While juries bring democratic ideals into the legal system, they’re not without criticisms. Lack of legal expertise and potential biases are among concerns. However, the judicial system has safeguards like jury instructions to mitigate these challenges.
- Key Takeaway: Juries are not infallible; acknowledging their limitations allows for improvements in the system.
The Jury and the Media
The role of media coverage in high-profile cases can’t be overstated. Courts often employ strategies like sequestration or gag orders to protect the jury from external influence, maintaining the integrity of their verdict.
- Key Takeaway: Media’s influence on jury decisions is a real concern, and measures are taken to protect the jury’s impartiality.

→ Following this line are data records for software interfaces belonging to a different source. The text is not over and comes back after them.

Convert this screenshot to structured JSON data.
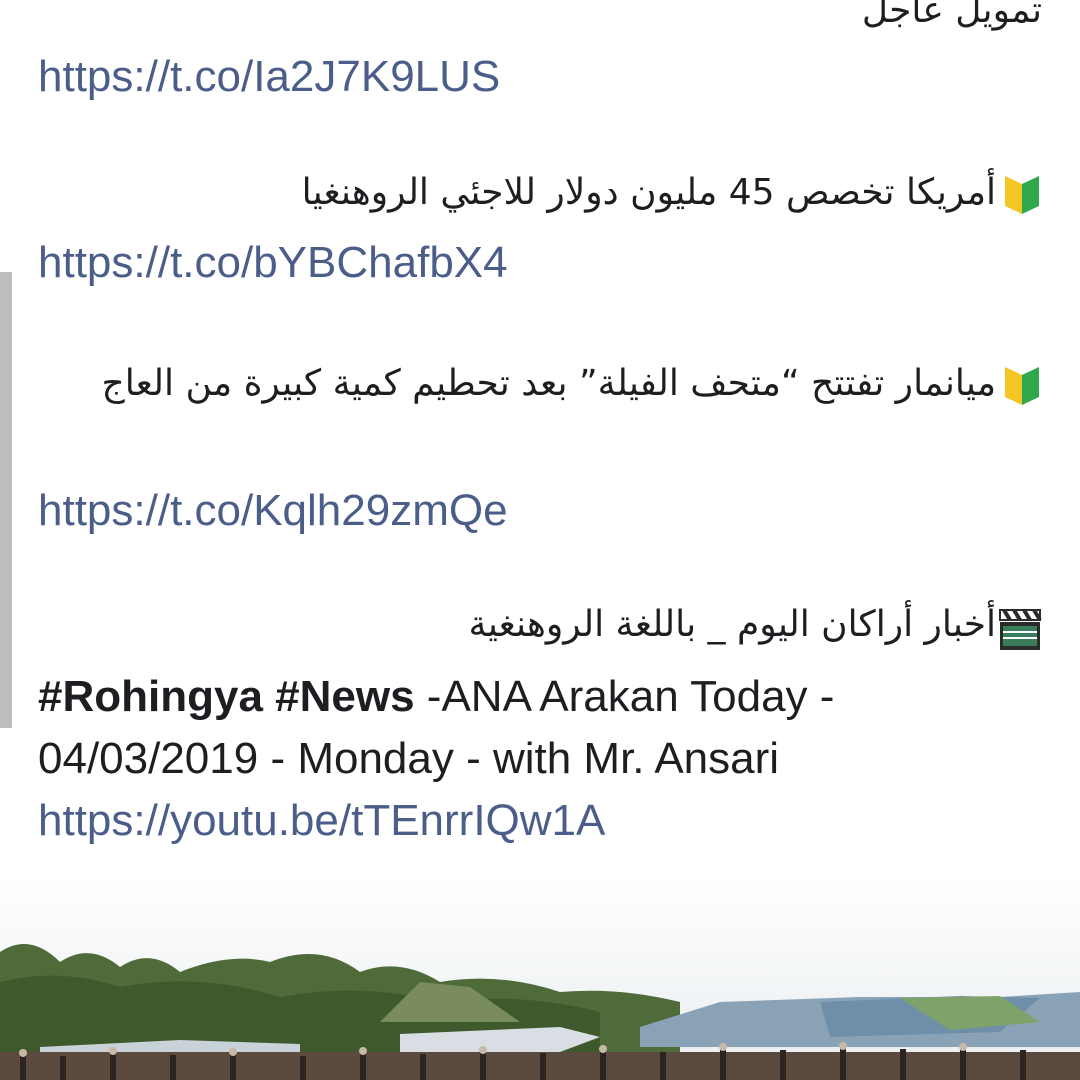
{
  "post": {
    "line0": "تمويل عاجل",
    "link1": "https://t.co/Ia2J7K9LUS",
    "item1_text": "أمريكا تخصص 45 مليون دولار للاجئي الروهنغيا",
    "link2": "https://t.co/bYBChafbX4",
    "item2_text": "ميانمار تفتتح “متحف الفيلة” بعد تحطيم كمية كبيرة من العاج",
    "link3": "https://t.co/Kqlh29zmQe",
    "item3_text": "أخبار أراكان اليوم _ باللغة الروهنغية",
    "hashtag1": "#Rohingya",
    "hashtag2": "#News",
    "en_line1_rest": " -ANA Arakan Today -",
    "en_line2": "04/03/2019 - Monday - with Mr. Ansari",
    "link4": "https://youtu.be/tTEnrrIQw1A"
  },
  "icons": {
    "item1": "beginner-badge-icon",
    "item2": "beginner-badge-icon",
    "item3": "clapper-board-icon"
  },
  "colors": {
    "link": "#4b5e8a",
    "text": "#1c1e21",
    "badge_yellow": "#f3c623",
    "badge_green": "#2ea84a"
  }
}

Jury Nullification: A Controversial Practice
Jury nullification occurs when jurors acquit a defendant even if evidence suggests guilt, usually based on their ethical or moral judgments. It’s a controversial yet integral part of the jury’s independence.
- Key Takeaway: Jury nullification is a double-edged sword; it gives jurors leeway to make ethical judgments but can also undermine the legal framework.
The Psychological Dynamics in a Jury Room
Group dynamics in a jury room are fascinating. While some jurors may dominate discussions, others may be reticent, affecting the final verdict. Studies in social psychology offer insights into these interactions.
- Key Takeaway: The psychological interplay among jurors can impact the outcome as much as the facts of the case.
How Technology is Changing the Jury Experience
Technology alters how juries receive and process information, from video conferencing to digital evidence displays. While it adds convenience, it raises questions about equitable access and information security.
- Key Takeaway: Technology is revolutionizing the jury experience but also brings new challenges that need addressing.
Global Perspectives on the Jury System
Juries are not a one-size-fits-all concept. Some countries prefer judge-only trials, while others rely on a mix of professional and lay judges. The effectiveness of these systems varies based on cultural, social, and legal contexts.
- Key Takeaway: The role of juries is not universal; it can differ significantly based on the legal culture of a particular country.
By unpacking these elements, we enrich our understanding of what makes juries a complex yet crucial part of the legal process.